_DATA TO PROCESS_.
★ ★ ★ ★ ★ ★ ★
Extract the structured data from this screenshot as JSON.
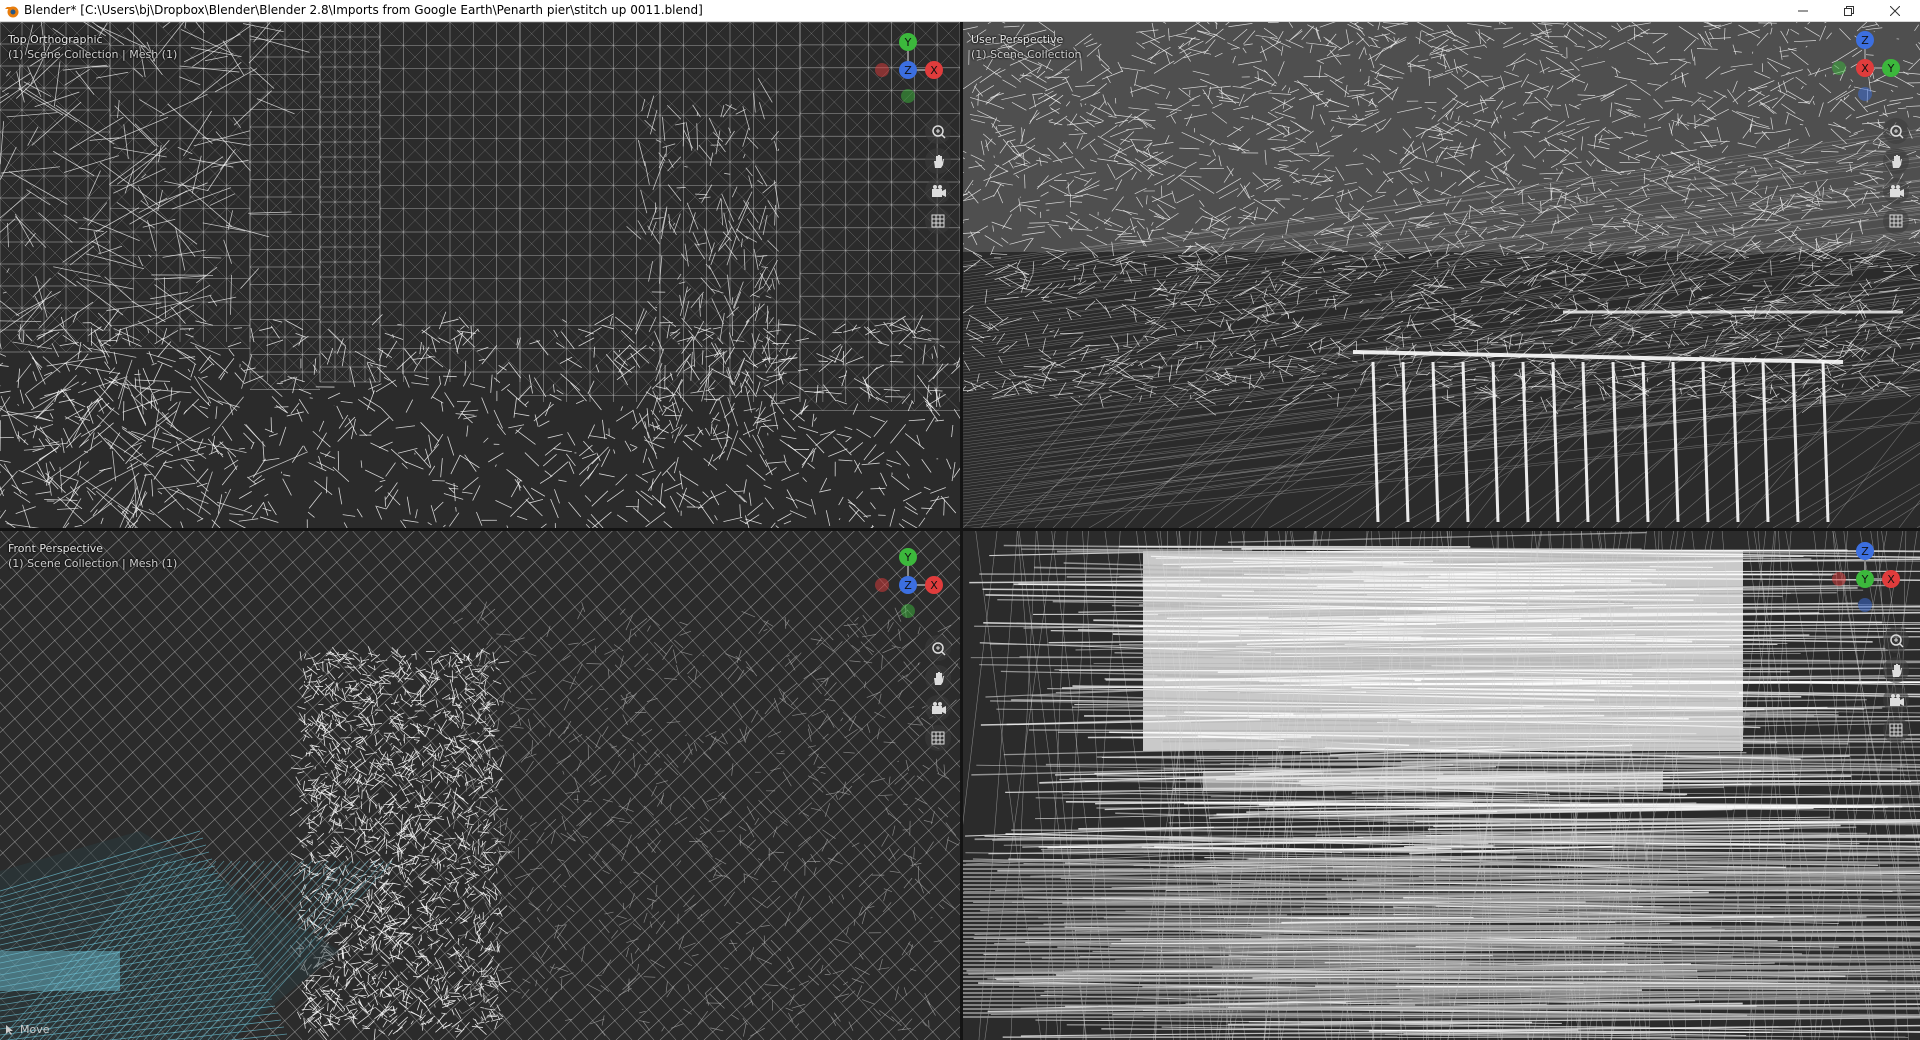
{
  "window": {
    "title": "Blender* [C:\\Users\\bj\\Dropbox\\Blender\\Blender 2.8\\Imports from Google Earth\\Penarth pier\\stitch up 0011.blend]",
    "controls": [
      "minimize-icon",
      "restore-icon",
      "close-icon"
    ]
  },
  "viewports": [
    {
      "id": "top-left",
      "view_name": "Top Orthographic",
      "collection": "(1) Scene Collection | Mesh (1)",
      "shading": "wireframe",
      "gizmo_axes": [
        "Y",
        "X",
        "Z"
      ]
    },
    {
      "id": "top-right",
      "view_name": "User Perspective",
      "collection": "(1) Scene Collection",
      "shading": "wireframe",
      "gizmo_axes": [
        "Z",
        "Y",
        "X"
      ]
    },
    {
      "id": "bottom-left",
      "view_name": "Front Perspective",
      "collection": "(1) Scene Collection | Mesh (1)",
      "shading": "wireframe",
      "gizmo_axes": [
        "Y",
        "X",
        "Z"
      ]
    },
    {
      "id": "bottom-right",
      "view_name": "",
      "collection": "",
      "shading": "wireframe",
      "gizmo_axes": [
        "Z",
        "X",
        "Y"
      ]
    }
  ],
  "nav_tools": [
    "zoom-icon",
    "hand-pan-icon",
    "camera-icon",
    "grid-icon"
  ],
  "status_bar": {
    "operation": "Move"
  },
  "colors": {
    "background": "#2b2b2b",
    "wire": "#d8d8d8",
    "wire_selected": "#6fc4d8",
    "axis_x": "#e03c3c",
    "axis_y": "#3cb83c",
    "axis_z": "#3c6fe0"
  }
}
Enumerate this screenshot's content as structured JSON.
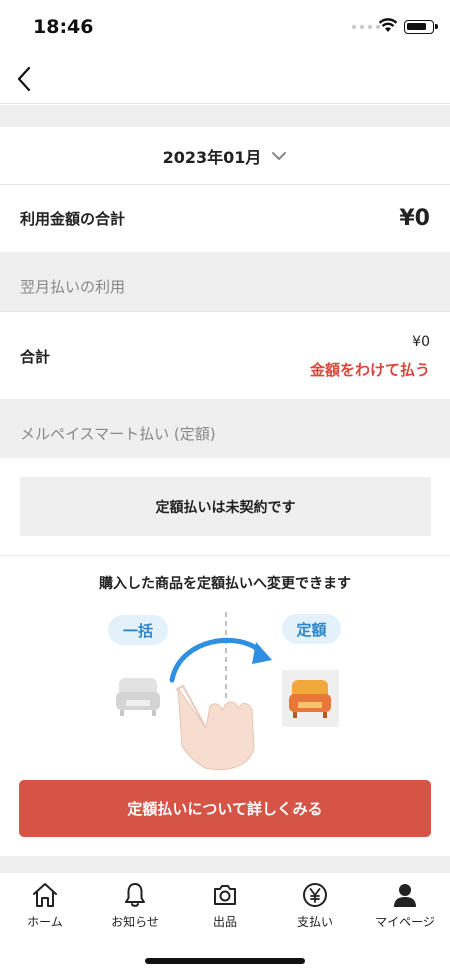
{
  "status_bar": {
    "time": "18:46"
  },
  "month_selector": {
    "label": "2023年01月"
  },
  "total": {
    "label": "利用金額の合計",
    "amount": "¥0"
  },
  "next_month_section": {
    "heading": "翌月払いの利用",
    "sum_label": "合計",
    "sum_amount": "¥0",
    "split_link": "金額をわけて払う"
  },
  "smart_pay_section": {
    "heading": "メルペイスマート払い (定額)",
    "status_text": "定額払いは未契約です",
    "promo_title": "購入した商品を定額払いへ変更できます",
    "pill_lump": "一括",
    "pill_fixed": "定額",
    "cta_label": "定額払いについて詳しくみる"
  },
  "tab_bar": {
    "items": [
      {
        "label": "ホーム",
        "icon": "home-icon"
      },
      {
        "label": "お知らせ",
        "icon": "bell-icon"
      },
      {
        "label": "出品",
        "icon": "camera-icon"
      },
      {
        "label": "支払い",
        "icon": "yen-icon"
      },
      {
        "label": "マイページ",
        "icon": "person-icon"
      }
    ]
  },
  "colors": {
    "accent_red": "#d65446",
    "link_red": "#d9483b",
    "pill_blue": "#2e86c8",
    "section_gray": "#efefef"
  }
}
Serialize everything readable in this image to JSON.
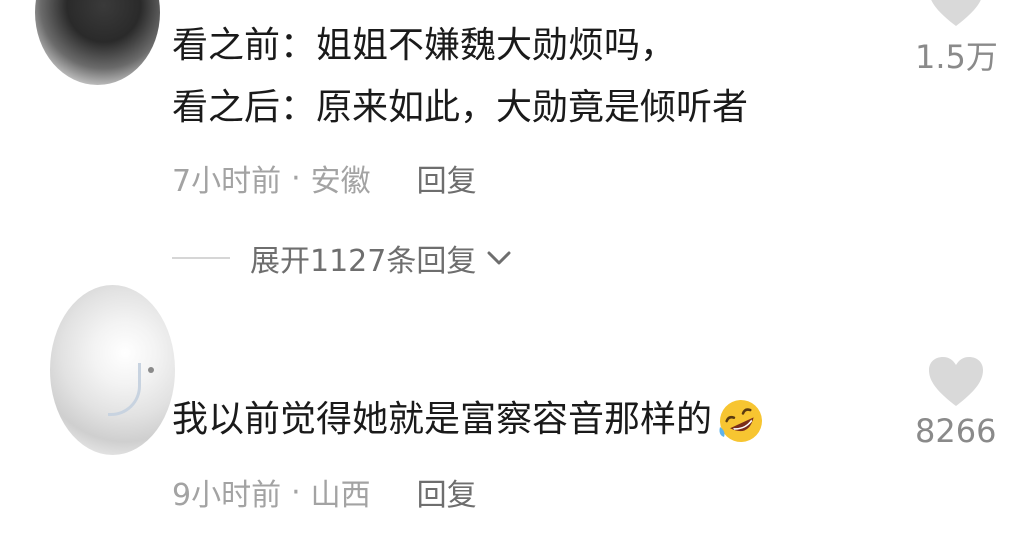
{
  "comments": [
    {
      "text_line1": "看之前：姐姐不嫌魏大勋烦吗，",
      "text_line2": "看之后：原来如此，大勋竟是倾听者",
      "time": "7小时前",
      "separator": "·",
      "location": "安徽",
      "reply": "回复",
      "likes": "1.5万",
      "expand_replies": "展开1127条回复"
    },
    {
      "text": "我以前觉得她就是富察容音那样的",
      "emoji": "rolling-on-floor-laughing-emoji",
      "time": "9小时前",
      "separator": "·",
      "location": "山西",
      "reply": "回复",
      "likes": "8266"
    }
  ],
  "colors": {
    "text": "#1a1a1a",
    "meta": "#a3a3a3",
    "link": "#6e6e6e",
    "like_icon": "#d9d9d9"
  }
}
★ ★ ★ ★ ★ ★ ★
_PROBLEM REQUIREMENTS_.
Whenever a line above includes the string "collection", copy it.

_TASK RESPONSE_.
      "collection": "(1) Scene Collection | Mesh (1)",
      "collection": "(1) Scene Collection",
      "collection": "(1) Scene Collection | Mesh (1)",
      "collection": "",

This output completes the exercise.